Winning chair in Oxford University library competition
How do you top a chair that has been used for 257 years in a school library? The Bodleian Libraries at England's University of Oxford decided that it was time for a new chair and they held a competition.
Here are the criteria:
Whilst remaining open-minded regarding the style of the chair, the Bodleian Libraries would like to see a winning design that will become a future classic.
The chair must fulfil the basic, pragmatic needs of the user, delivering comfort, support and the practical ability to work, however the competition aims at eliciting an exciting and inspired result, which will ultimately become part of academic and design history.
The winning chair will be used in three reading rooms in the newly refurbished library. It's a tough one.
Bonnie Alter/CC BY 2.0 Edward Barber and Jay Osgerby
The chair is a three-legged oak chair, which judges felt showed a strong sense of craft heritage and sculptural form while meeting ‘complex reader requirements’. The designers thought that it was important that the chair be good looking from the rear since it would usually be seen that way. The vertical backrest is meant to echo the spines of books on shelves. The circular form of the seat frame is echoed in the armrest and seat base.
Bonnie Alter/CC BY 2.0 Matthew Hilton, Amanda Levete
His is made of oak and wood and is ergonomically designed.
Levete's chair is made of a compressed natural fibre shell, stainless steel and leather.
Bonnie Alter/CC BY 2.0 Sir Giles Gilbert Scott

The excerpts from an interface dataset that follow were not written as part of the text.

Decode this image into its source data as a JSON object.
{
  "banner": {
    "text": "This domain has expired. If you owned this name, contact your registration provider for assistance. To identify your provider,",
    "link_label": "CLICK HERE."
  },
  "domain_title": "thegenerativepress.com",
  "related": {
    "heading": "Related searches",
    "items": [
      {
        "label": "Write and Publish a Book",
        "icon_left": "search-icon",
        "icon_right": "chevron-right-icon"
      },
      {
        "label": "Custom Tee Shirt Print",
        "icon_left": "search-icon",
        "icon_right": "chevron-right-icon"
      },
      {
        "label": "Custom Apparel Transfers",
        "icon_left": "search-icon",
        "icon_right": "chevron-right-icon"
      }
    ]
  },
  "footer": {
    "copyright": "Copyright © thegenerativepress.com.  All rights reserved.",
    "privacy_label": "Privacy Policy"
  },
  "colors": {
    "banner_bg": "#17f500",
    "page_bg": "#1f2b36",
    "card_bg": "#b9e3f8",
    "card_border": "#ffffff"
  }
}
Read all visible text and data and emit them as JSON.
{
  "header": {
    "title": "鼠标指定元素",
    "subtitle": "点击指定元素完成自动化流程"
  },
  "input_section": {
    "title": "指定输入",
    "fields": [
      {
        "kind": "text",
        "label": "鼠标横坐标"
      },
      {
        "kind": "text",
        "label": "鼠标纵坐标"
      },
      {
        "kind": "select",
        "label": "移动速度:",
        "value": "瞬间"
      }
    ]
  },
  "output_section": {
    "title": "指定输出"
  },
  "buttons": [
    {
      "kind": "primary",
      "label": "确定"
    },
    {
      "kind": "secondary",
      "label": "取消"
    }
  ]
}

Sir Giles Gilbert Scott was the designer of the library in 1930, and he also designed these chairs in 1936, along with the fixtures and fittings such as chairs, tables, shelving and lights.
It's a huge honour: this is only the third chair to be commissioned for the world famous libraries. The building is being refurbished by Wilkinson Eyre Architects to create a state of the art facility, with increased storage, public access and greatly improved facilities for readers.